In a little over a month, Microsoft will be releasing Windows 10, the company's ambitious OS that will work on everything from phones to PCs and even your Xbox One. For the next generation of games, specifically for virtual reality and augmented reality devices, Microsoft is aiming to make Windows 10 the center of that experience.
To do this, Microsoft is working with Valve and Oculus to standardize how the inputs for location of the user in the virtual/augment worlds are received by the OS to make it easier for developers to work with these types of devices. Currently, these two companies have created proprietary methods for tracking gamers in their virtual worlds and with Windows 10, the output of this tracking will be standardized.
This may not sound like a big deal, but when you consider that Microsoft is working on its own AR hardware (Hololens) and that Valve spoke out vehemently against Windows 8, this rekindled relationship is not only good for developers, it's good for consumers as well.

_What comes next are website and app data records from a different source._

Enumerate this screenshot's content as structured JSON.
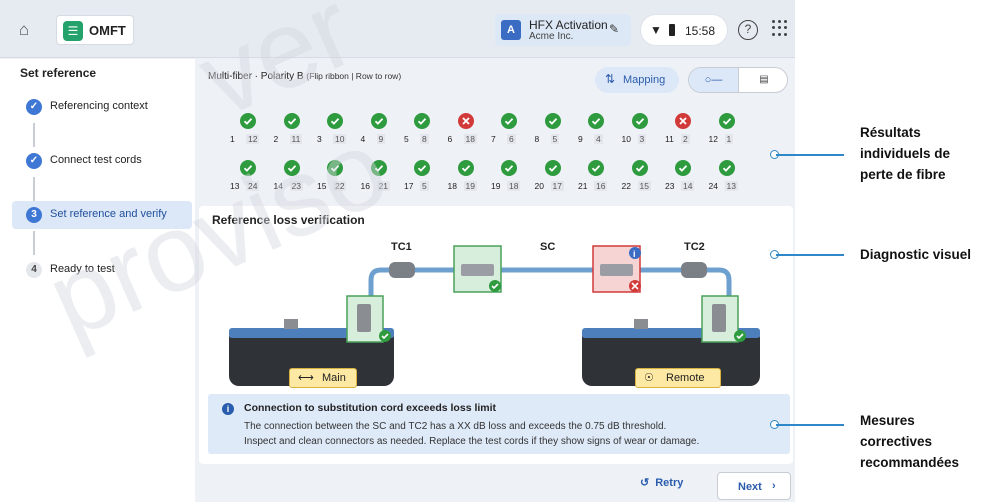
{
  "topbar": {
    "app_name": "OMFT",
    "account_name": "HFX Activation",
    "account_org": "Acme Inc.",
    "account_initial": "A",
    "time": "15:58"
  },
  "sidebar": {
    "title": "Set reference",
    "steps": [
      {
        "label": "Referencing context",
        "state": "done"
      },
      {
        "label": "Connect test cords",
        "state": "done"
      },
      {
        "label": "Set reference and verify",
        "state": "active",
        "number": "3"
      },
      {
        "label": "Ready to test",
        "state": "pending",
        "number": "4"
      }
    ]
  },
  "header": {
    "fiber_config": "Multi-fiber · Polarity B",
    "fiber_config_detail": "(Flip ribbon | Row to row)",
    "mapping_label": "Mapping"
  },
  "fibers_row1": [
    {
      "a": "1",
      "b": "12",
      "status": "pass"
    },
    {
      "a": "2",
      "b": "11",
      "status": "pass"
    },
    {
      "a": "3",
      "b": "10",
      "status": "pass"
    },
    {
      "a": "4",
      "b": "9",
      "status": "pass"
    },
    {
      "a": "5",
      "b": "8",
      "status": "pass"
    },
    {
      "a": "6",
      "b": "18",
      "status": "fail"
    },
    {
      "a": "7",
      "b": "6",
      "status": "pass"
    },
    {
      "a": "8",
      "b": "5",
      "status": "pass"
    },
    {
      "a": "9",
      "b": "4",
      "status": "pass"
    },
    {
      "a": "10",
      "b": "3",
      "status": "pass"
    },
    {
      "a": "11",
      "b": "2",
      "status": "fail"
    },
    {
      "a": "12",
      "b": "1",
      "status": "pass"
    }
  ],
  "fibers_row2": [
    {
      "a": "13",
      "b": "24",
      "status": "pass"
    },
    {
      "a": "14",
      "b": "23",
      "status": "pass"
    },
    {
      "a": "15",
      "b": "22",
      "status": "pass"
    },
    {
      "a": "16",
      "b": "21",
      "status": "pass"
    },
    {
      "a": "17",
      "b": "5",
      "status": "pass"
    },
    {
      "a": "18",
      "b": "19",
      "status": "pass"
    },
    {
      "a": "19",
      "b": "18",
      "status": "pass"
    },
    {
      "a": "20",
      "b": "17",
      "status": "pass"
    },
    {
      "a": "21",
      "b": "16",
      "status": "pass"
    },
    {
      "a": "22",
      "b": "15",
      "status": "pass"
    },
    {
      "a": "23",
      "b": "14",
      "status": "pass"
    },
    {
      "a": "24",
      "b": "13",
      "status": "pass"
    }
  ],
  "diagram": {
    "title": "Reference loss verification",
    "tc1": "TC1",
    "sc": "SC",
    "tc2": "TC2",
    "main_label": "Main",
    "remote_label": "Remote"
  },
  "alert": {
    "title": "Connection to substitution cord exceeds loss limit",
    "line1": "The connection between the SC and TC2 has a XX dB loss and exceeds the 0.75 dB threshold.",
    "line2": "Inspect and clean connectors as needed. Replace the test cords if they show signs of wear or damage."
  },
  "footer": {
    "retry_label": "Retry",
    "next_label": "Next"
  },
  "callouts": {
    "c1_line1": "Résultats",
    "c1_line2": "individuels de",
    "c1_line3": "perte de fibre",
    "c2": "Diagnostic visuel",
    "c3_line1": "Mesures",
    "c3_line2": "correctives",
    "c3_line3": "recommandées"
  },
  "watermark": {
    "word1": "ver",
    "word2": "proviso"
  },
  "colors": {
    "pass": "#2e9b3f",
    "fail": "#d23a3a",
    "accent": "#2a5cad",
    "callout": "#2e87c8"
  }
}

Why? When you have competing platforms that all head in separate directions with proprietary technology when trying to accomplish a similar goals, the market becomes isolated silos of experiences. With Windows 10 unifying the underlying backend for developers, it becomes significantly easier for third parties to work with a wide range of hardware.
In short, it should make bringing games, if the developers want to, to other VR/AR hardware easier than if each company produced all of their own input/output pipelines that devs need to tap into to build apps/games.
Phil Spencer, head of Xbox, said that support for VR/AR headsets is built natively into Windows 10. This means that, unlike Windows 7 or 8 where VR/AR headsets are treated like external displays, Windows 10 recognizes this unique hardware and it's plug and play, with no configuring needed to setup your device.
Microsoft very easily could have made Windows 10 and HoloLens have the best developer experience and tried to force Valve/Oculus out of the conversation by making that development process degraded in comparison. But the company has embraced the idea that Windows 10 is the hub of the developer (and consumer) worlds and rather than push competitors away, they are now building bridges to these former foes.
Interview with Phil Spencer via: Business Insider